Congenital cytomegalovirus (“CMV”) infection is a leading prenatal cause of intellectual disability, nonhereditary sensorineural hearing loss, and can bring about other long-term neurodevelopmental disabilities including cerebral palsy, vision impairment, and seizures.
Approximately 10% of neonates with congenital CMV infection show symptoms of disease at birth. 10% to 15% of congenitally infected newborns that are asymptomatic at birth show neurological disorder later in infancy. Infants most at risk of suffering from neurodevelopmental sequelae are those infected as a result of primary maternal CMV infection.

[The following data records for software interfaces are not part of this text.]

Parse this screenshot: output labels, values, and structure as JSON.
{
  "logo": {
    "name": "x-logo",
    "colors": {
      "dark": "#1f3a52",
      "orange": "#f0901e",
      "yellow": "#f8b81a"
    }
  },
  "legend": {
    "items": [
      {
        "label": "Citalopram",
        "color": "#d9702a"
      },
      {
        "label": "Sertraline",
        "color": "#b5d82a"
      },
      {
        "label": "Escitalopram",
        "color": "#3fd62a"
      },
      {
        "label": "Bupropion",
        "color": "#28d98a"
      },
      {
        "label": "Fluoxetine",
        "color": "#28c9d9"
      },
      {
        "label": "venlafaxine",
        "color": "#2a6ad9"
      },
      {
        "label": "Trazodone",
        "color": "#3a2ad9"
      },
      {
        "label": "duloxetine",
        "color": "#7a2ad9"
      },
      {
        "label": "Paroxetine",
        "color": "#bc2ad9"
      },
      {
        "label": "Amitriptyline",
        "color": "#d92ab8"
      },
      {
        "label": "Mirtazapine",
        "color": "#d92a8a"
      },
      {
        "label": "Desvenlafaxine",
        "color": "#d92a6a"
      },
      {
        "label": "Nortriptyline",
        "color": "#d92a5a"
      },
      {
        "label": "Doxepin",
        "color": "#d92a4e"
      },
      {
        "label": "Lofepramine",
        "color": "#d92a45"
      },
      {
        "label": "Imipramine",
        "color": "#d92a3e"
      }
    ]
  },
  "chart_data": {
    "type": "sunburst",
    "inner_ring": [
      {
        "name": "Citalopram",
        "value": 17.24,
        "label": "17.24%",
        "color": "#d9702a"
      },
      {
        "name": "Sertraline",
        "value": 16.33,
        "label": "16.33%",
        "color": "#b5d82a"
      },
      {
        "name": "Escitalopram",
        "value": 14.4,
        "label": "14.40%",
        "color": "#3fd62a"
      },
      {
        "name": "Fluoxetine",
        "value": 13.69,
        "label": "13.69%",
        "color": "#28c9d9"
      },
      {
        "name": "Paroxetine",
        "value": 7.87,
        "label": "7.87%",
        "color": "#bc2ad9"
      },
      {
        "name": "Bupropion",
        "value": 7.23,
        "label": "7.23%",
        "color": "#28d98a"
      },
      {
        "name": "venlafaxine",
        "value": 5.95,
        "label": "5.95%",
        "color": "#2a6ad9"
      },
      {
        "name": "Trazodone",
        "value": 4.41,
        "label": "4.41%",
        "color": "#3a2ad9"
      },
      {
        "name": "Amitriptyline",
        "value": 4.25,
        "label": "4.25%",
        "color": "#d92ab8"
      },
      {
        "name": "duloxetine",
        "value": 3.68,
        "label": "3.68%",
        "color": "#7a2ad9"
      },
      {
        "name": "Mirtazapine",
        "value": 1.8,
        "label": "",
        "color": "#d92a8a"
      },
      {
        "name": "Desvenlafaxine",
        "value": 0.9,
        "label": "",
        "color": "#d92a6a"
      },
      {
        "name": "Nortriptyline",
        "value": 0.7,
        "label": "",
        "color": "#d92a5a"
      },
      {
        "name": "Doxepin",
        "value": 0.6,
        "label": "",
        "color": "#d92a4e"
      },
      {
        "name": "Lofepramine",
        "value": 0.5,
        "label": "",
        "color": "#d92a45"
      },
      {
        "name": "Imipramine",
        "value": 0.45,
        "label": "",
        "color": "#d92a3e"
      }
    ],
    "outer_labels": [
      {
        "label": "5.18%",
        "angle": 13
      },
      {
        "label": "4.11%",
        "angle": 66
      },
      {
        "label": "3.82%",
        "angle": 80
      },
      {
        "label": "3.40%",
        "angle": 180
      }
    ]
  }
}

Ultrasound image of an unborn child
Studies have shown that CMV preferentially infects stem cells in the brain and prevents them from differentiating into neurons, the brain’s signaling cells. This impairment reduces the total number of neurons and may lead to the neurological sequelae seen in some congenital CMV infections. However, the specific cellular and molecular mechanisms underlying the impaired neuron generation following CMV infection have remained elusive.
To gain insight into the underlying causes of CMV disease development, researchers from Universite de Toulouse in France used neural stem cells (“NSCs”) from human embryonic stem cells to determine the pathogenesis of CMV in vitro. In a second related study, the team examined brain sections from CMV infected fetuses.
The researchers were able to confirm that CMV infection impairs neuron generation in vitro, and then began to focus their study on a ligand that showed increased expression in infected cultures, Peroxisome Proliferator-Activated Receptor Gamma (“PPARγ”). PPARγ plays a key role in regulating cellular function and tissue homeostasis. Previous studies have shown that the protein is critical to the activation, proliferation, and differentiation of embryonic NSCs. Given its role in brain development, the researchers reasoned that CMV infection may be increasing PPARγ and leading to the neurodevelopmental issues.
The French study found that CMV increased PPARγ activity and concentration levels in infected stem cells compared to uninfected stem cells. In these models, increased PPARγ activity appears to be stimulated by a known activator of PPARγ, called 9-HODE, which also significantly increased in NSCs following infection. Researchers hypothesize that CMV may catalyze the generation of 9-HODE, which, in turn, increases PPARγ levels.
Increased PPARγ activity was shown to impair neuronal differentiation of NSCs, even without infection, demonstrating that activation of this pathway could be a leading cause of impaired neuron generation. This link was further evidenced when the researchers treated CMV-infected stem cells with a drug that inhibits PPARγ and found that the cells resumed the normal rate of neural cell production after treatment.
To strengthen the relevance of these in vitro findings to human disease, the team investigated PPARγ expression in brain samples from infected fetuses that had not been carried to term. By comparing the infected brain samples to uninfected controls, the researchers found that PPARγ was present in the central nucleus of cells in brain regions where healthy, active neuron production normally occurs. This phenomenon was not observed in healthy tissue samples.
In the U.S., each year approximately 5,000 U.S. infants will develop permanent problems due to CMV, some of them severe, including deafness, blindness, and mental retardation. The direct annual costs of caring for these patients are estimated at $1 to $2 billion. This study reveals the potentially important role PPARγ may play in neuron development and in the pathophysiology of congenital CMV infection. While early, the research could one day lead to the development of new prognostic or therapeutic tools.